__WHAT TO DO__: Pick every line out of the entries below that has the string "icon", and copy it.

--- MATERIAL SHOWN ---

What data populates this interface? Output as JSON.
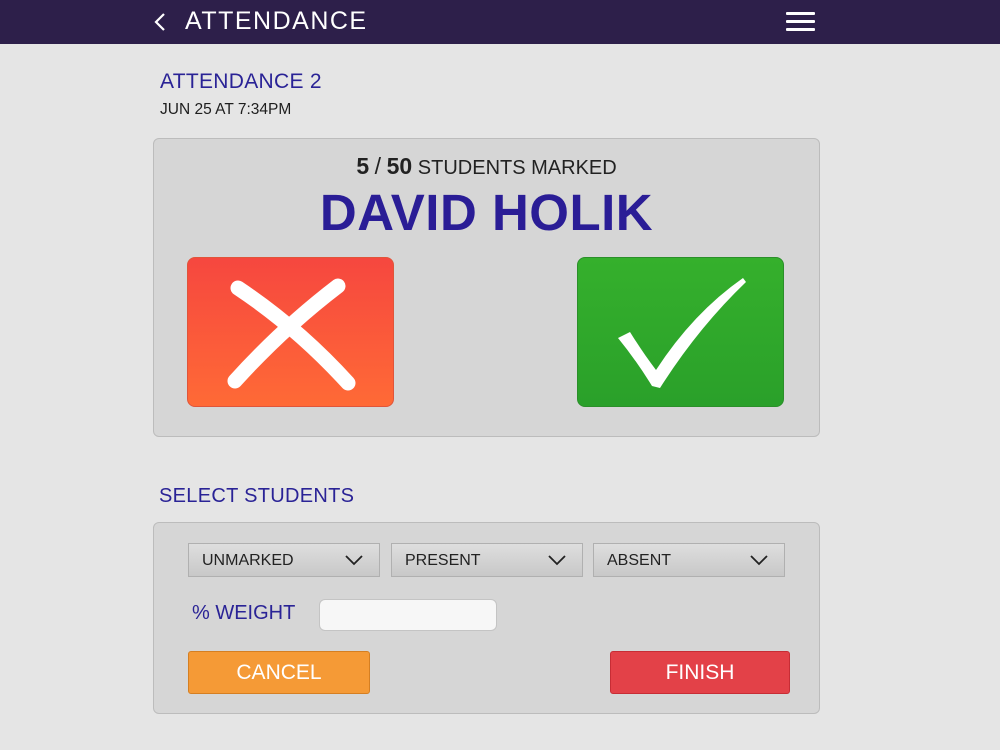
{
  "header": {
    "back_icon": "chevron-left-icon",
    "title": "ATTENDANCE",
    "menu_icon": "hamburger-menu-icon",
    "background_color": "#2d1f4a"
  },
  "session": {
    "title": "ATTENDANCE 2",
    "date": "JUN 25 AT 7:34PM"
  },
  "marking": {
    "marked_count": "5",
    "separator": "/",
    "total_count": "50",
    "progress_label": "STUDENTS MARKED",
    "student_name": "DAVID HOLIK",
    "absent_icon": "x-mark-icon",
    "present_icon": "checkmark-icon",
    "absent_color": "#f6473f",
    "present_color": "#35b02c"
  },
  "select_students": {
    "title": "SELECT STUDENTS",
    "filters": [
      "UNMARKED",
      "PRESENT",
      "ABSENT"
    ],
    "weight_label": "% WEIGHT",
    "weight_value": "",
    "cancel_label": "CANCEL",
    "finish_label": "FINISH",
    "cancel_color": "#f59a36",
    "finish_color": "#e34148"
  }
}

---

__OUTPUT BELOW__:
    "back_icon": "chevron-left-icon",
    "menu_icon": "hamburger-menu-icon",
    "absent_icon": "x-mark-icon",
    "present_icon": "checkmark-icon",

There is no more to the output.